The festive season is upon us as is the time for weddings and celebrations. Every year I am surprised at the number of happy couples waltzing down the aisle to say their vows with no knowledge of the choices they have with regards to marital regimes!

Every couple has different circumstances, but to ensure everlasting happiness or at least a “ fair” distribution of assets caused by death or divorce, please make sure you are both informed before solemnising the marriage.

So for starters, if you do NOT sign a contract before the wedding, you will automatically be married IN community of property.

What is marriage in community of property?

There is one estate between a husband and a wife. Property and debts acquired prior to and during the marriage are shared equally in undivided shares (50%). This can work for you if you plan to not to earn and be a stay-at-home parent, but not a good idea if you are planning to have your own business as both spouses are jointly liable to creditors.

To prevent this, in a nutshell, you need to enter into an Ante Nuptial contract BEFORE the wedding date

What is an Antenuptial contract?

A contract which regulates whether a marriage will be out of community of property with/without the accrual system. An antenuptial contract must be signed by the people entering into a marriage in the presence of a notary public, and it must be registered in the Deeds Registries office within the prescribed time period. This contract determines whether your marriage will exist in community of property or out of community of property, with or without the accrual system.
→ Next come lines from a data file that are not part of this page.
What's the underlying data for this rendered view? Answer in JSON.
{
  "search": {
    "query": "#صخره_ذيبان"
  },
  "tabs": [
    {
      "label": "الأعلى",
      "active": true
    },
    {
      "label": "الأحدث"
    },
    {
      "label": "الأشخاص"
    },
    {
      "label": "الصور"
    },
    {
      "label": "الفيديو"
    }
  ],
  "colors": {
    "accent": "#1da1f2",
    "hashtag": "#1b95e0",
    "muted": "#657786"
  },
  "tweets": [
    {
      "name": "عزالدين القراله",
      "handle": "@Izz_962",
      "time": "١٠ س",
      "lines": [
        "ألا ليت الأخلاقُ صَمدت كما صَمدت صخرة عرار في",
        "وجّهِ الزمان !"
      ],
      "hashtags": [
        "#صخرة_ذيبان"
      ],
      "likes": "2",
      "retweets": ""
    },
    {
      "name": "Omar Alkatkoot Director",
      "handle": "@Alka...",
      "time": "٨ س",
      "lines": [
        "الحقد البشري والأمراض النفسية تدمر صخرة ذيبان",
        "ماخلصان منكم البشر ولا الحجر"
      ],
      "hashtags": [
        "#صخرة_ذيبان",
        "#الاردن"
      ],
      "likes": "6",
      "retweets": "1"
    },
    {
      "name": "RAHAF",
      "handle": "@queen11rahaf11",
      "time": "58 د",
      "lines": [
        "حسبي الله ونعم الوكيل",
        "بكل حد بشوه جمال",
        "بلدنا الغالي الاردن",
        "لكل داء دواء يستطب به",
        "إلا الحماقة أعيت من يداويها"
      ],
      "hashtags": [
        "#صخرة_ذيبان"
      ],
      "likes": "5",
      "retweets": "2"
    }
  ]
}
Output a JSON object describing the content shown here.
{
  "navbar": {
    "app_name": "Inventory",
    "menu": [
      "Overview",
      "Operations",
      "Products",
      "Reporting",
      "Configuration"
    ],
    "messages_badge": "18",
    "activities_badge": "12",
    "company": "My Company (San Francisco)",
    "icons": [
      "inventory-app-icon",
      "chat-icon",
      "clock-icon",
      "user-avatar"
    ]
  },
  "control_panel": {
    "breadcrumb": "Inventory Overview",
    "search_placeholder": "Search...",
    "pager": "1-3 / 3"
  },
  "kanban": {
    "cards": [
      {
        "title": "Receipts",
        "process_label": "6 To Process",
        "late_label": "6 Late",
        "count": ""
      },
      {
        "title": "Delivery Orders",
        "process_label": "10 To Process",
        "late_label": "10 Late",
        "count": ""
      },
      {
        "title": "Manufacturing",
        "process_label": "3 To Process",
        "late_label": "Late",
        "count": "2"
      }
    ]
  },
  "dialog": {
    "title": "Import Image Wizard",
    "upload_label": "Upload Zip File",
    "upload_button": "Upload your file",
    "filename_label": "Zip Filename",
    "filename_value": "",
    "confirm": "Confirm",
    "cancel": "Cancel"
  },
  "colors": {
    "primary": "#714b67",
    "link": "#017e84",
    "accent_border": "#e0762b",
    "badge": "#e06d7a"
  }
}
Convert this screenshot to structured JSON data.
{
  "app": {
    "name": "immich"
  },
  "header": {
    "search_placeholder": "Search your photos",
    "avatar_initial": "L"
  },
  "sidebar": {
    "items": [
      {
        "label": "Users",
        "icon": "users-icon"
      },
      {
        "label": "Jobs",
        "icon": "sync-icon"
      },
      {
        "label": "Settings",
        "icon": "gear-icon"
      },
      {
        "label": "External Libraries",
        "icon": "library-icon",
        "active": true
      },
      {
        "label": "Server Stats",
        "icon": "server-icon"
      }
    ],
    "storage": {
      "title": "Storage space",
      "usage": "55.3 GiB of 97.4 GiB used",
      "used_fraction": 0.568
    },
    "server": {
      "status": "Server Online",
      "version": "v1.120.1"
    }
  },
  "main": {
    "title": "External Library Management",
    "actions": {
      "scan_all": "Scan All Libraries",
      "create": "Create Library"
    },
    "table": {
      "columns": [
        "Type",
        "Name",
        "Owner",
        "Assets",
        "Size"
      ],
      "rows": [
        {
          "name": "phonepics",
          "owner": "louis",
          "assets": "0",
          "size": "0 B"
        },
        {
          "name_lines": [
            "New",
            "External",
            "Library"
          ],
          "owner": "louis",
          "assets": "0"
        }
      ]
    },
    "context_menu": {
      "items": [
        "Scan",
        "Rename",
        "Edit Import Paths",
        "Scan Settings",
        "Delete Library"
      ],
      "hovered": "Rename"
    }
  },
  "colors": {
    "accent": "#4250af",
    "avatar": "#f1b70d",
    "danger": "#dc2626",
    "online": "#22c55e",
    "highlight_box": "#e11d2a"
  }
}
Some of the benefits of this contract are:

  1. Preventing your intended marriage from automatically being in community of property
  2. Offering transparency in your relationship by recording the rights, duties and consequences (legal and proprietary) of your marriage
  3. Preventing unnecessary disputes with your spouse down the line

The accrual system or NOT?

In a marriage out of community of property EXCLUDING the accrual system, the spouses have their own estates which contain property and debts acquired prior to and during the marriage (“what is mine is mine and what is yours is yours”). Each spouse is separately liable to his/her creditors. Prior to the marriage, an antenuptial contract must be entered into to indicate that the marriage will be out of community of property. This regime is often a good idea for second or third marriages where both spouses have children from previous marriages as well as separate estates.

A marriage out of community of property INCLUDING the accrual system is identical to a “marriage out of community of property” but the accrual system will be applicable. The accrual system is a formula that is used to calculate how much the larger estate must pay the smaller estate once the marriage comes to an end through death or divorce. Only property acquired during the marriage can be considered when calculating the accrual. The accrual system does not automatically apply and must be included in an ante nuptial contract. What most people do not understand though, is that DURING the marriage, the estates remain separate and neither spouse is liable for the debts of the other. The accrual will only be calculated upon dissolution of the marriage by death or divorce.


After marriage, the terms of the antenuptial contract become irrevocable unless they are amended by an order of the High Court or, in some cases, by a notarial contract which must be registered in a deeds registry.

THEREFORE ; discuss your options BEFORE the big day and consult an expert. ALCOCK & ASSOCIATES have expert attorneys to guide you in the right direction perfect for you as a couple.


This article is a general information sheet and should not be used or relied on as legal or other professional advice. No liability can be accepted for any errors or omissions nor for any loss or damage arising from reliance upon any information herein. Always contact your legal adviser for specific and detailed advice. Errors and omissions excepted (E&OE)